**Work request**
Would you please copy every line below that includes the string "this"?

Collected data:
++++++++

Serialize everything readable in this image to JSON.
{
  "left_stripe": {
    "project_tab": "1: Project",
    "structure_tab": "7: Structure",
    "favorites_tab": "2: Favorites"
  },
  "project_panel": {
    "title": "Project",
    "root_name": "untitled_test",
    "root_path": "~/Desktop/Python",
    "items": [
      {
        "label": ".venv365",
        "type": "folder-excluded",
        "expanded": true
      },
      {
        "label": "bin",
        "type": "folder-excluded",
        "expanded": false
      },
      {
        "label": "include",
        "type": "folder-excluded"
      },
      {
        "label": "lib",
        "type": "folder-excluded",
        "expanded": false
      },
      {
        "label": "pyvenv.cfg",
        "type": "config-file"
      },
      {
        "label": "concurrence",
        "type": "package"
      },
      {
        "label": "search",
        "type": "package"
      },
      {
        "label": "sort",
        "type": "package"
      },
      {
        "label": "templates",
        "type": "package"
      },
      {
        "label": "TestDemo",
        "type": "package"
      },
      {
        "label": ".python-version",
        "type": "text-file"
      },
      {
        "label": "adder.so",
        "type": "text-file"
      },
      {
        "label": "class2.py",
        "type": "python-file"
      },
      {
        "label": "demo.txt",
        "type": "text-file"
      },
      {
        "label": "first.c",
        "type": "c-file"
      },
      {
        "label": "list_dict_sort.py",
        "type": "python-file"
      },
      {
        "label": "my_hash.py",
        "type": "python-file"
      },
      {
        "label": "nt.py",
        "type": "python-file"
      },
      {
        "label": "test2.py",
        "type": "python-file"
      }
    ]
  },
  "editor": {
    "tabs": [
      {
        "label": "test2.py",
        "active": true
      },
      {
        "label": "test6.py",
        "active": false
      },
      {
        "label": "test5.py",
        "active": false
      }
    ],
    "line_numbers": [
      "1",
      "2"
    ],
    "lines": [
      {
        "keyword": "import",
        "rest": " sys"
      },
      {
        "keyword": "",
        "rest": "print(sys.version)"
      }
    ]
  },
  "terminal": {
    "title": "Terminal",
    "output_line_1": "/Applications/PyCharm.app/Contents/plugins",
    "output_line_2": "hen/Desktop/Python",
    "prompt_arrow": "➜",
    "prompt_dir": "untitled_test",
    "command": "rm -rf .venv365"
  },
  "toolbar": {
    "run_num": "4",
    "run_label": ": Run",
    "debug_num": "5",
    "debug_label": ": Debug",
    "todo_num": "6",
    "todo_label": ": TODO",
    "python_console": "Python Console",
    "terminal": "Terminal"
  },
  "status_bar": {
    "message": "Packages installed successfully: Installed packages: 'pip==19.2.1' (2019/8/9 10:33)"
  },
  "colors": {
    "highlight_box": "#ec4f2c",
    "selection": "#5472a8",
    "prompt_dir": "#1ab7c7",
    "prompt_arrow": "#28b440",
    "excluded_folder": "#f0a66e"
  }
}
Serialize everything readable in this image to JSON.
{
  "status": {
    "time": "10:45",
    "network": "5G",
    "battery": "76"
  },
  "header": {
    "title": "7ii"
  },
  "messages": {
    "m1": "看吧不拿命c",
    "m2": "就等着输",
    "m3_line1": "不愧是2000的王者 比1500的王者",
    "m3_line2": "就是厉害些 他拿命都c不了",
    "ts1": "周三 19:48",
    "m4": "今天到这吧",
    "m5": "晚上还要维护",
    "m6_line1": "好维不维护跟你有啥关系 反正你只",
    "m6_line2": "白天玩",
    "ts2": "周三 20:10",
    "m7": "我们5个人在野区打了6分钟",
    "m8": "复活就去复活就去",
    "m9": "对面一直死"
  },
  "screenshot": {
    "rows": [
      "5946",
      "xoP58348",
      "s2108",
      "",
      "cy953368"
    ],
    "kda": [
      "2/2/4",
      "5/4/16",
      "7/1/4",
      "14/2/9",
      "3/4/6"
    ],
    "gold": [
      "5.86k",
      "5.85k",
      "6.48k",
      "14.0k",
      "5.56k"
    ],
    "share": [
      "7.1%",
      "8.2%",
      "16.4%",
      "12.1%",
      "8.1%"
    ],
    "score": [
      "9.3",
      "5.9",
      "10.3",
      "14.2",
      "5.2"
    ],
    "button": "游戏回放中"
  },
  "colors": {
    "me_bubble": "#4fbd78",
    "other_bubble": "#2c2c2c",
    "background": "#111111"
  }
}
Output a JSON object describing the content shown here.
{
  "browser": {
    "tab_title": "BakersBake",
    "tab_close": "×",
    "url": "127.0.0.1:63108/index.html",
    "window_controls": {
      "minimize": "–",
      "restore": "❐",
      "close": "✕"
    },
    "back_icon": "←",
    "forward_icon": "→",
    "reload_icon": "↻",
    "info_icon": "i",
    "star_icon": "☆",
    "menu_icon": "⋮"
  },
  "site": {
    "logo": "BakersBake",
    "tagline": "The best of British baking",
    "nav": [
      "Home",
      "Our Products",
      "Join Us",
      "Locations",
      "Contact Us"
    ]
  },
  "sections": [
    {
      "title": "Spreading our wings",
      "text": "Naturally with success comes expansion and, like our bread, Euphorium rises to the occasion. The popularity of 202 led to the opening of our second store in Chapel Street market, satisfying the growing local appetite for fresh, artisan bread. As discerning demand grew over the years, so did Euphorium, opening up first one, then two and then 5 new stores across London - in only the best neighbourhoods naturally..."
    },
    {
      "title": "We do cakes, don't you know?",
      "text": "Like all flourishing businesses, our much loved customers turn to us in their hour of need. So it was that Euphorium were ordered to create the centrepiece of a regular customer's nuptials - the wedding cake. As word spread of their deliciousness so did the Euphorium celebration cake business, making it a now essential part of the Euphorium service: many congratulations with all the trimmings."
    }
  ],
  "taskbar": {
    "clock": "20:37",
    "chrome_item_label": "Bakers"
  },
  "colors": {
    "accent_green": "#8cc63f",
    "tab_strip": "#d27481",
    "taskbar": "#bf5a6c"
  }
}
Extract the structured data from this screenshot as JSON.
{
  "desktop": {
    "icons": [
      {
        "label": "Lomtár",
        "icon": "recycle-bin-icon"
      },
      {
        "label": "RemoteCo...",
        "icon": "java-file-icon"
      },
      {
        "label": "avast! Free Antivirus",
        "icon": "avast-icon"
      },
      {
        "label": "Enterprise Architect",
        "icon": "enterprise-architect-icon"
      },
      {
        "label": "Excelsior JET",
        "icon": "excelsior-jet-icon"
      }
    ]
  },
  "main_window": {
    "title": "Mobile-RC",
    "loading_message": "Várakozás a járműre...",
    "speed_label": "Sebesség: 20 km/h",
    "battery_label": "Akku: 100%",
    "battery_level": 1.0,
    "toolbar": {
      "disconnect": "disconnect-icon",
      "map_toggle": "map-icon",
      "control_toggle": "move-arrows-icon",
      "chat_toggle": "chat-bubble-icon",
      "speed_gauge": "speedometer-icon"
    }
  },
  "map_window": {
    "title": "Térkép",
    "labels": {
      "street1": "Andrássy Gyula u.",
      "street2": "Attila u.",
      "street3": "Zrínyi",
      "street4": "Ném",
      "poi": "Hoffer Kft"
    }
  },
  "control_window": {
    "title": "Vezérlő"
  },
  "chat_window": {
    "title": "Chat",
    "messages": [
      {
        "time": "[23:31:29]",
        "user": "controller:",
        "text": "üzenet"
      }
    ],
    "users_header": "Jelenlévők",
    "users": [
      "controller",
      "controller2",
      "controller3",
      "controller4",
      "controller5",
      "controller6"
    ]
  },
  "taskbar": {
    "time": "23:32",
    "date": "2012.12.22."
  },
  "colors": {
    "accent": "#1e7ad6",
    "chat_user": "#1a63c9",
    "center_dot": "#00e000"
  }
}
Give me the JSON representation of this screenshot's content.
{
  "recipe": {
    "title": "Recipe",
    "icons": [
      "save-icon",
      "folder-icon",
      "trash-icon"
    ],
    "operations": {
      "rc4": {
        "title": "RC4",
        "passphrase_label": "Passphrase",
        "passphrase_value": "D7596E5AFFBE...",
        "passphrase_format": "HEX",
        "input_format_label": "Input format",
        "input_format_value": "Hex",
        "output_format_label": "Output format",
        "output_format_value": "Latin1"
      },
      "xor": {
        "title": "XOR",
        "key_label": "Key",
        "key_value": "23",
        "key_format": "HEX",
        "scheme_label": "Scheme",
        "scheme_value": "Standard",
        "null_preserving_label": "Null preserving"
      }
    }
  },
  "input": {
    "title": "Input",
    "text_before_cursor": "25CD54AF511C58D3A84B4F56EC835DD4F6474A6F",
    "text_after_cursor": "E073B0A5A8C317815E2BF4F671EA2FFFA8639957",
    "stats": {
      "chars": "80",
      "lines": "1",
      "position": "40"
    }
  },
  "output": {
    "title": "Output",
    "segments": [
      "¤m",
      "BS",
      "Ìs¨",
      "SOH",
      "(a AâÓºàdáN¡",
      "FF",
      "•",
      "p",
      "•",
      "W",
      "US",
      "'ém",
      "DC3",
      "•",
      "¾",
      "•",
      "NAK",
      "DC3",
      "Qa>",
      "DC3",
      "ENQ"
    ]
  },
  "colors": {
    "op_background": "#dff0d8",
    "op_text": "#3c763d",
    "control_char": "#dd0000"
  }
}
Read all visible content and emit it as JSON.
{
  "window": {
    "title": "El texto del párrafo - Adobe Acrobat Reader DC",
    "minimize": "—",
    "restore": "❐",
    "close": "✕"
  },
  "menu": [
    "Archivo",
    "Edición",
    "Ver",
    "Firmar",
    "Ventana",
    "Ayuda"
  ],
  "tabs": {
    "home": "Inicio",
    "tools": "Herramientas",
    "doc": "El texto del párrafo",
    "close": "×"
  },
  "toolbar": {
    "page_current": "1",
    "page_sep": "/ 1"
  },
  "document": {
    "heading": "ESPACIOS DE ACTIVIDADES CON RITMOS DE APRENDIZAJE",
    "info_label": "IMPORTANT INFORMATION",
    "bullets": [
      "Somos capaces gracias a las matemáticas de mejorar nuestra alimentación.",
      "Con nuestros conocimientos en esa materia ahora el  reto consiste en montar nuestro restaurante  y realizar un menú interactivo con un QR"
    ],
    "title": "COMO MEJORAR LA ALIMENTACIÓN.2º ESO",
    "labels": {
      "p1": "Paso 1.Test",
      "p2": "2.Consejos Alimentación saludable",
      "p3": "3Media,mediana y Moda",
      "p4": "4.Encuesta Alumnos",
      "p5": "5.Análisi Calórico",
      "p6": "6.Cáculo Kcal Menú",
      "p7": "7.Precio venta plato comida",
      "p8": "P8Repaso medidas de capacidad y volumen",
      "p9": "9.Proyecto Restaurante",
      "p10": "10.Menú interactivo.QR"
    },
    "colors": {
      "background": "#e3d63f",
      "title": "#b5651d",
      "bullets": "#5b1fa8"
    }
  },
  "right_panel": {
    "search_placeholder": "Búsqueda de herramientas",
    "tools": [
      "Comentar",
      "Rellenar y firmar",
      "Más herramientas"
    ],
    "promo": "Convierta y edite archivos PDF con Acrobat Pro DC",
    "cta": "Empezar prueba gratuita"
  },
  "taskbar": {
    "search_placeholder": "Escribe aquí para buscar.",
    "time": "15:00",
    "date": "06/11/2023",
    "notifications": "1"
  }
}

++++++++

**Solution to the problem**
Serialize everything readable in this image to JSON.
Serialize everything readable in this image to JSON.
Extract the structured data from this screenshot as JSON.
Give me the JSON representation of this screenshot's content.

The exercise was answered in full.